After spending a fortnight or two devoting a little time each day to the Atari 2600, I began to see what made the system such a success in its time. Though the general reaction to the technology has slowly morphed from "Oh my God, that's amazing!" to "Oh my God, people thought that was amazing?" over the decades, game design that lets players ride that fine line between success and failure has held up surprisingly well for those that want to take the time to find it.
I began to see what made the system such a success in its time.
But Bogost and the AtariAge posters were also right in that you can't truly recreate the context that established these games - that of childhood. Had I been around during the Atari 2600's heyday, battling friends in a Combat tournament or trying to post the highest Berzerk score on the block would have likely been my all-consuming passions. Today, my friends are too busy playing Starcraft 2 or League of Legends to really indulge me in any such battles (though I did attract some interest when I busted out competitive snake-game Surround at a recent party). I could capture some of that feeling competing with unseen strangers online, but it wouldn't be the same.
And my own circumstances have changed just as much as my environment. When I was 8, I'm sure I'd have been happy to spend an entire after-school afternoon mastering the precise timing and positioning needed to hop on those damned crocodile heads in Pitfall!. These days, I find myself crankily blaming the game's touchy jumping controls after becoming a few dozen crocodile meals and worrying about the errands and deadlines that would suffer if I stayed up too late improving my performance.
This gets into why I feel my beloved NES games have aged better than the Atari 2600 titles that are, to me, just a few weeks old.
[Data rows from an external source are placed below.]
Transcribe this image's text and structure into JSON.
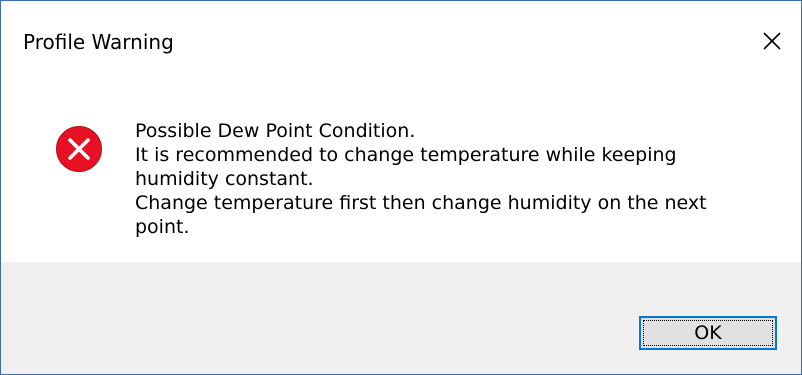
{
  "window": {
    "title": "Profile Warning",
    "close_icon": "close-icon"
  },
  "dialog": {
    "icon": "error-icon",
    "icon_color": "#e81123",
    "message_lines": [
      "Possible Dew Point Condition.",
      "It is recommended to change temperature while keeping",
      "humidity constant.",
      "Change temperature first then change humidity on the next",
      "point."
    ]
  },
  "buttons": {
    "ok_label": "OK",
    "focus_color": "#0078d7"
  }
}
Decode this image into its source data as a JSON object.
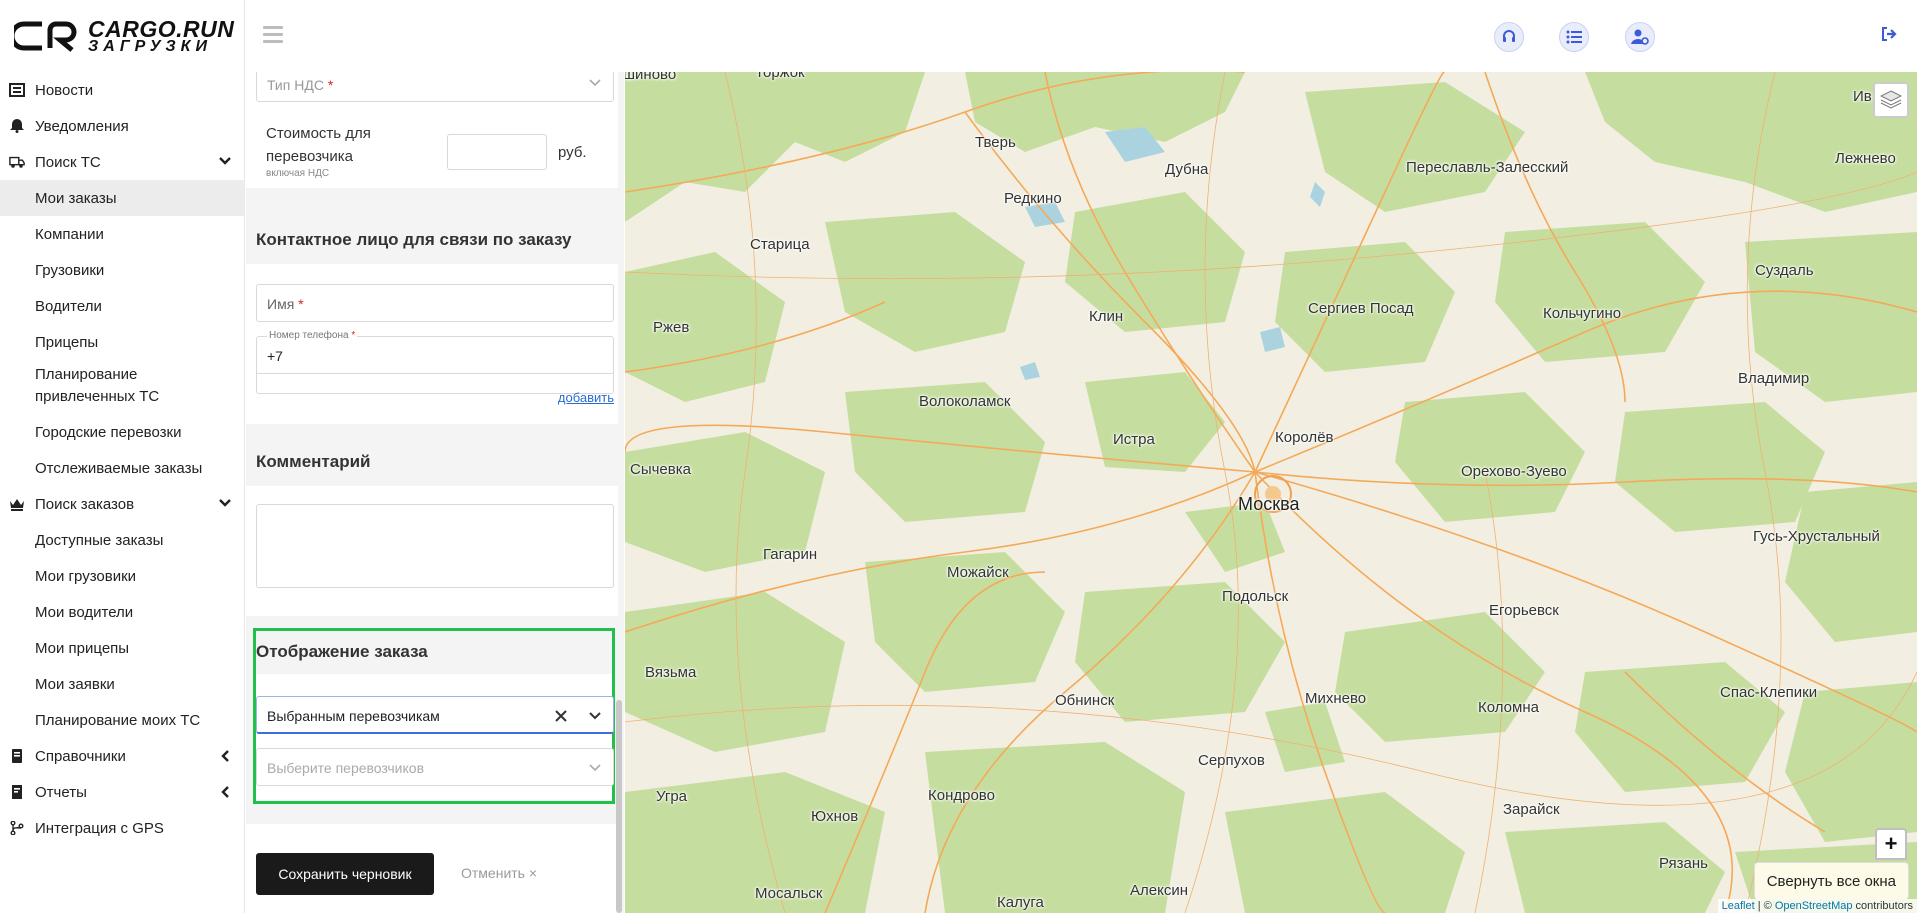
{
  "logo": {
    "line1": "CARGO.RUN",
    "line2": "ЗАГРУЗКИ"
  },
  "header": {
    "icons": [
      "headset-icon",
      "list-icon",
      "user-settings-icon"
    ],
    "logout_icon": "logout-icon"
  },
  "sidebar": {
    "items": [
      {
        "label": "Новости",
        "icon": "newspaper-icon"
      },
      {
        "label": "Уведомления",
        "icon": "bell-icon"
      },
      {
        "label": "Поиск ТС",
        "icon": "truck-icon",
        "chevron": "down"
      },
      {
        "label": "Мои заказы",
        "active": true
      },
      {
        "label": "Компании"
      },
      {
        "label": "Грузовики"
      },
      {
        "label": "Водители"
      },
      {
        "label": "Прицепы"
      },
      {
        "label": "Планирование привлеченных ТС"
      },
      {
        "label": "Городские перевозки"
      },
      {
        "label": "Отслеживаемые заказы"
      },
      {
        "label": "Поиск заказов",
        "icon": "crown-icon",
        "chevron": "down"
      },
      {
        "label": "Доступные заказы"
      },
      {
        "label": "Мои грузовики"
      },
      {
        "label": "Мои водители"
      },
      {
        "label": "Мои прицепы"
      },
      {
        "label": "Мои заявки"
      },
      {
        "label": "Планирование моих ТС"
      },
      {
        "label": "Справочники",
        "icon": "book-icon",
        "chevron": "left"
      },
      {
        "label": "Отчеты",
        "icon": "report-icon",
        "chevron": "left"
      },
      {
        "label": "Интеграция с GPS",
        "icon": "branch-icon"
      }
    ]
  },
  "form": {
    "vat_type_placeholder": "Тип НДС",
    "carrier_cost_label": "Стоимость для перевозчика",
    "carrier_cost_hint": "включая НДС",
    "carrier_cost_value": "",
    "currency": "руб.",
    "contact_title": "Контактное лицо для связи по заказу",
    "name_placeholder": "Имя",
    "phone_label": "Номер телефона",
    "phone_value": "+7",
    "add_link": "добавить",
    "comment_title": "Комментарий",
    "comment_value": "",
    "display_title": "Отображение заказа",
    "display_value": "Выбранным перевозчикам",
    "carriers_placeholder": "Выберите перевозчиков",
    "save_button": "Сохранить черновик",
    "cancel_button": "Отменить ×"
  },
  "map": {
    "cities": [
      {
        "name": "Тверь"
      },
      {
        "name": "Редкино"
      },
      {
        "name": "Дубна"
      },
      {
        "name": "Переславль-Залесский"
      },
      {
        "name": "Лежнево"
      },
      {
        "name": "Старица"
      },
      {
        "name": "Суздаль"
      },
      {
        "name": "Ржев"
      },
      {
        "name": "Клин"
      },
      {
        "name": "Сергиев Посад"
      },
      {
        "name": "Кольчугино"
      },
      {
        "name": "Владимир"
      },
      {
        "name": "Волоколамск"
      },
      {
        "name": "Истра"
      },
      {
        "name": "Королёв"
      },
      {
        "name": "Сычевка"
      },
      {
        "name": "Орехово-Зуево"
      },
      {
        "name": "Москва",
        "big": true
      },
      {
        "name": "Гусь-Хрустальный"
      },
      {
        "name": "Гагарин"
      },
      {
        "name": "Можайск"
      },
      {
        "name": "Подольск"
      },
      {
        "name": "Егорьевск"
      },
      {
        "name": "Вязьма"
      },
      {
        "name": "Обнинск"
      },
      {
        "name": "Михнево"
      },
      {
        "name": "Коломна"
      },
      {
        "name": "Спас-Клепики"
      },
      {
        "name": "Серпухов"
      },
      {
        "name": "Угра"
      },
      {
        "name": "Кондрово"
      },
      {
        "name": "Юхнов"
      },
      {
        "name": "Зарайск"
      },
      {
        "name": "Рязань"
      },
      {
        "name": "Мосальск"
      },
      {
        "name": "Калуга"
      },
      {
        "name": "Алексин"
      },
      {
        "name": "Ив"
      }
    ],
    "zoom_in": "+",
    "collapse_button": "Свернуть все окна",
    "attribution": {
      "leaflet": "Leaflet",
      "sep": " | © ",
      "osm": "OpenStreetMap",
      "tail": " contributors"
    }
  }
}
The classics of the NES library retain the simplicity of form and function of the previous generation, but add a technologically enabled internal variety that lets players move through a slowly evolving experience over many nights. Squeezing an hour of Metroid into a busy work week might get me a new item and one step closer to the eventual goal of Mother Brain. Squeezing in a similar hour of Space Invaders might get me a new high score - if I'm lucky - and no closer to any kind of novelty in the experience.
I'd like to say that these differences are independent of my nostalgic memories, but it's impossible to say for sure. What I can say is that while it seems I've missed my chance to love the Atari 2600 with the fervor of the nostalgic generation that grew up with it, at least I no longer find that generation quite so bewildering.
Kyle Orland has somehow spun a hobby web site about Super Mario Bros. into a 10+ year career writing about video games professionally. His goal in life is to one day recapture the Twin Galaxies Balloon Fight Game C record.